So far, the only motions that parliament follows up on, are motions of non-confidence. It is amazing how quickly parliament ensures that these motions are expedited yet takes on a nonchalant and laissez-faire approach towards all the other motions.

Our parliamentarians really need to reconsider the issue of passing motions. They should make sure that the motions that they pass yield results. They should ensure that each motion answers the basic questions of who, what, why, when, where and how? Most of the time the answer to one of these questions is missing, especially the answer to when.

Most motions do not have a time line or a target date, which is crucial, if parliamentarians intend to follow-up on their motions. If the date passes and a minister or government has not complied with the motion, then parliament should send reminders. If this does not work, then the minister or the government should be called to parliament to give an account. Failure to do so can lead up to a motion of non-confidence in the minister or the government. This is how parliament and individual parliamentarians should carry out their supervisory or controlling function over government. It is time that parliamentarians become proactive and make demands on government.

What about all the motions passed in parliament? Well, they are worthless if parliament does not follow up to ensure that they are executed.

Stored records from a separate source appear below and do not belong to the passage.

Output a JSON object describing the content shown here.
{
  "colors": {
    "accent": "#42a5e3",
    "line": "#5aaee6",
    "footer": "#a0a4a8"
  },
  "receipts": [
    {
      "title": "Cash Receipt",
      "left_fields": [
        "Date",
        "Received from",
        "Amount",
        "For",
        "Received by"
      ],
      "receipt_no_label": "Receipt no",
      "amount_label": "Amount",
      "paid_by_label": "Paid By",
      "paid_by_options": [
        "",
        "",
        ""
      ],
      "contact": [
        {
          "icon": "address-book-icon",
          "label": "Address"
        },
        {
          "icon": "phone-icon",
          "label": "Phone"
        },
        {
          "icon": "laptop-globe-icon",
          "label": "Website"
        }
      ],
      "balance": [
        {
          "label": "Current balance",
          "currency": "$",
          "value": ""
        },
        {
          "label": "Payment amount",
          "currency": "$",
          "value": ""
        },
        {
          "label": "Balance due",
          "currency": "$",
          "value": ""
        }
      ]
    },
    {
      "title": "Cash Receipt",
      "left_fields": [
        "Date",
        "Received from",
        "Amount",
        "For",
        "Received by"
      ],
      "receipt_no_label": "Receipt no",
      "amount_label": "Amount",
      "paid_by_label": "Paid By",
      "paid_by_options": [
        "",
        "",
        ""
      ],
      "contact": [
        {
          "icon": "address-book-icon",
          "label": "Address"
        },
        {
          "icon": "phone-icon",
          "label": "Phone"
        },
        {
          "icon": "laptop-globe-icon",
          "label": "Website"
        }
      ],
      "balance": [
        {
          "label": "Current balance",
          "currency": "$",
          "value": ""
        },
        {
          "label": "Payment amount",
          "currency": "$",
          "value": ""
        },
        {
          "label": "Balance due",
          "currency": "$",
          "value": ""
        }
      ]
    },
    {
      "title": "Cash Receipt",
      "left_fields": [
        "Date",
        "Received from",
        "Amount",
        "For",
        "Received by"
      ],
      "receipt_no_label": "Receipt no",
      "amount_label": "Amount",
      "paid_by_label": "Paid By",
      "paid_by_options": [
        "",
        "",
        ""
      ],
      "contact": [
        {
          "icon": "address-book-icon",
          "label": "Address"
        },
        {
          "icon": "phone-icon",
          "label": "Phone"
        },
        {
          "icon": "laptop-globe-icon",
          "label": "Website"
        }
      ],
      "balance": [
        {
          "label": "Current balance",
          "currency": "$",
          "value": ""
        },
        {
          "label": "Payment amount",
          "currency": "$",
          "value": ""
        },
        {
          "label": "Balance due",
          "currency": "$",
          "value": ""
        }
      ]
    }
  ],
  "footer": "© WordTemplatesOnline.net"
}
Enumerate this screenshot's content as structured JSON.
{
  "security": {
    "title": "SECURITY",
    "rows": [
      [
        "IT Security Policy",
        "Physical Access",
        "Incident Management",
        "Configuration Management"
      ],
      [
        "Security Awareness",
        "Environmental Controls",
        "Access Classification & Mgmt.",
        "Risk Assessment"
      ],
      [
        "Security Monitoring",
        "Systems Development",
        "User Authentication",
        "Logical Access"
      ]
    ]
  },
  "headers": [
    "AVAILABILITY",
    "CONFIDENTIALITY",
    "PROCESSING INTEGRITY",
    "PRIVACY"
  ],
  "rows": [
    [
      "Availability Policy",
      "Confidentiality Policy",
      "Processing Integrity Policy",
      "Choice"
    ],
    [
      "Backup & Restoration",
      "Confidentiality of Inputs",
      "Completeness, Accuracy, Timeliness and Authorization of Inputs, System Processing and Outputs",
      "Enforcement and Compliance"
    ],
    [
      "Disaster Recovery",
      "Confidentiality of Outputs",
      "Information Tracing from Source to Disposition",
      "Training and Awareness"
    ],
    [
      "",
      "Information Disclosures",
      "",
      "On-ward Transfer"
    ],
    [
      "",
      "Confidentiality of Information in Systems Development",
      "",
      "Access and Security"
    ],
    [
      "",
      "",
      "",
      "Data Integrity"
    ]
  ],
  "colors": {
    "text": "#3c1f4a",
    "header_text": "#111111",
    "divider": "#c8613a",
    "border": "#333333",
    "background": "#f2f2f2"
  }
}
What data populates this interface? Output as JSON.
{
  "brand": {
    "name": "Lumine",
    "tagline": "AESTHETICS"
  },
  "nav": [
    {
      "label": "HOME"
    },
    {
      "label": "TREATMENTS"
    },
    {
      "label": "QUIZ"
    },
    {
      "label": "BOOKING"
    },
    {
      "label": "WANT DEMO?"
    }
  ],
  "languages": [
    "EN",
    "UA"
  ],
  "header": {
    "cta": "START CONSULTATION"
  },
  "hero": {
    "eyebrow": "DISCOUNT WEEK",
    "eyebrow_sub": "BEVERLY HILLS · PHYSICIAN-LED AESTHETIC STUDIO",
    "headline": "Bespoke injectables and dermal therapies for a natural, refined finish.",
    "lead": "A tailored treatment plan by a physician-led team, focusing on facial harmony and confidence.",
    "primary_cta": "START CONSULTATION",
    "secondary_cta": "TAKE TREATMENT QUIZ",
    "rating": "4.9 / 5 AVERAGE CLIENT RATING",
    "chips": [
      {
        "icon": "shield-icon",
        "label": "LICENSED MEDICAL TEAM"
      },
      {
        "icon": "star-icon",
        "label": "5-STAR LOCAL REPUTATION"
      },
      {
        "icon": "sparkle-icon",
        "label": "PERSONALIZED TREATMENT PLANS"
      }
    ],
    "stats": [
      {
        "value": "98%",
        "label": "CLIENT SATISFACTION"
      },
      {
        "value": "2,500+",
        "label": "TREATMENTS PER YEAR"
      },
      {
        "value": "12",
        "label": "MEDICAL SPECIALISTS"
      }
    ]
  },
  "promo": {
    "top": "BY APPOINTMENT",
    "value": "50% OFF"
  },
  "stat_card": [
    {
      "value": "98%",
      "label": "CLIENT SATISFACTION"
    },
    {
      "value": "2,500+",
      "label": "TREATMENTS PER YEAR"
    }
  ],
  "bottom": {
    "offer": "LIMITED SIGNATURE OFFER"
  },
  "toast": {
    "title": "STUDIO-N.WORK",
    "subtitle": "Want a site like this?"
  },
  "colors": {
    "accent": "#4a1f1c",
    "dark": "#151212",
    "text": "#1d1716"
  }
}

We trust that parliament will start doing its job!

Wycliffe Smith

Leader of the St. Maarten Christian Party